The environmental risks of ciprofloxacin in fresh water have increased worldwide between 1995 and 2015. Inset: Counts of ecoregions where specific percentage of the water volume exceeds PNEC, or "predicted no effect concentrations." R. OLDENKAMP ET AL, ENVIRONMENTAL RESEARCH LETTERS
Concentrations of pharmaceuticals in rivers and lakes have significantly increased across the globe over the past 20 years, according to a new study published in the journal Environmental Research Letters. The risk of ecological damage from the residue of two pharmaceuticals, for example — carbamazepine, an anti-epileptic drug, and ciprofloxacin, an antibiotic — was 10 to 20 times higher in 2015 than in 1995, the study found.

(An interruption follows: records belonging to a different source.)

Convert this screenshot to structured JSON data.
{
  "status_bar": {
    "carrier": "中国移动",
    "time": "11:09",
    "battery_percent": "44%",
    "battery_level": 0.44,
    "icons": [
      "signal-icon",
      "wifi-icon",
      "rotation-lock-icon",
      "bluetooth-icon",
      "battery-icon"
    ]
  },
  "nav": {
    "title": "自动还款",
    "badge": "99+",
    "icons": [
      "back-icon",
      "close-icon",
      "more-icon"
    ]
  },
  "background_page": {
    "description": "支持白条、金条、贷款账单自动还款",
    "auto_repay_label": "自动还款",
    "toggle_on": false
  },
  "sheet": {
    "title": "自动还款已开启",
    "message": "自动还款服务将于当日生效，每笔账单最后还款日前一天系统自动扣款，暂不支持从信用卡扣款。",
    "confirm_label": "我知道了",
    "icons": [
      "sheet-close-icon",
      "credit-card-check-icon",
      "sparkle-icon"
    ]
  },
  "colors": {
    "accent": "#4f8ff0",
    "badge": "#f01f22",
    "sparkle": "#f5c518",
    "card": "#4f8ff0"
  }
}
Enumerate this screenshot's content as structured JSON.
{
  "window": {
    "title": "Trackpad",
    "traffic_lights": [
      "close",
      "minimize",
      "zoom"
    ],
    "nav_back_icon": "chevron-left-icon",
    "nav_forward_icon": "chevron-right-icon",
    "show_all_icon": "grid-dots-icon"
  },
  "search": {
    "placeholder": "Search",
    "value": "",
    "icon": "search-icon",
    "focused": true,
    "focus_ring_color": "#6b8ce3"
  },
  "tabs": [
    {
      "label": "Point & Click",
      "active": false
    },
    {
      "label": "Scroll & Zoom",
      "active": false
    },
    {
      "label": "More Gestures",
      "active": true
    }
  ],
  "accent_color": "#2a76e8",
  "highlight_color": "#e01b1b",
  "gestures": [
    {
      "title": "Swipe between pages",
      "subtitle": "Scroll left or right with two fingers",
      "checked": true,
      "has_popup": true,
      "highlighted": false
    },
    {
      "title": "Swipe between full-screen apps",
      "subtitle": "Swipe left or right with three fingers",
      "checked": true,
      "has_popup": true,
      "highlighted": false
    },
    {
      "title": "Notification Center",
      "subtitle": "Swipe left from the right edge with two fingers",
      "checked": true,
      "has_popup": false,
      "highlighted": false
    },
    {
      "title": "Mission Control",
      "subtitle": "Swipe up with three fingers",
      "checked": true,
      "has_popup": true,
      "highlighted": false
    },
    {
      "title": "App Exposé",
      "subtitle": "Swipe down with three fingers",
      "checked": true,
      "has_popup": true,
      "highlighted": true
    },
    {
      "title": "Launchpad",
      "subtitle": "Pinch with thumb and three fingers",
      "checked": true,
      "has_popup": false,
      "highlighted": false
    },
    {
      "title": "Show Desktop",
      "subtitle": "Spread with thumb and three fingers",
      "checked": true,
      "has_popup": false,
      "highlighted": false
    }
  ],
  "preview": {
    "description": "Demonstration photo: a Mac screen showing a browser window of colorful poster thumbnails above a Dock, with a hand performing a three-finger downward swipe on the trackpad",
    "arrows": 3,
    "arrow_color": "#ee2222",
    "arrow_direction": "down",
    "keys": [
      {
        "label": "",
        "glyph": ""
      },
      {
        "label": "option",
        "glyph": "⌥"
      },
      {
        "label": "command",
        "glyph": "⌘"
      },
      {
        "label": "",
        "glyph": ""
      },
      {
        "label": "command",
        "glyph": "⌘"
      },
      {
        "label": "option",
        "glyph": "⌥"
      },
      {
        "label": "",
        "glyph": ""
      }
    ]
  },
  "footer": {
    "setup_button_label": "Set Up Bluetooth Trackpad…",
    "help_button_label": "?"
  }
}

Traces of medicines get passed into waterways through the excretion of active drugs in human waste, the disposal of unused medicine down drains, and run-off from livestock farms. The medicines can cause serious environmental harm: Chronic exposure to carbamazepine, for example, has been shown to alter feeding behavior and reduce egg viability in zebrafish, as well as reduce reproductive success in crustaceans. Antibiotics, including ciprofloxacin, can alter major nutrient cycles and decrease the effectiveness of bacteria-based wastewater management systems.
A team of scientists, led by researchers at Radboud University in The Netherlands, created a new model estimating carbamazepine […]
Full article: Concentrations of Pharmaceuticals in Freshwater Increasingly Globally
More about pharmaceuticals in our water supplies — including more about eels and other aquatic wildlife:
Fourteen Drugs Found in New York City’s Drinking Water
EPA is asked about checking illicit drug levels in Irish water
Is Our Water Supply Disrupting the Human Endocrine System?
Water Quality and Emerging Pollutants: addressing new global challenges
Human Medicine Loading River Creatures With Dozens of Drugs
Understanding chemical byproducts formed during water treatment
Concentrations of Pharmaceuticals in Freshwater Increasingly Globally
Harmful medicines get passed into waterways via excretion of drugs in human waste, disposal of unused medicine down drains, and run-off from livestock farms. The medicines can cause serious environmental harm.
Yale Environment 360
Yale Environment 360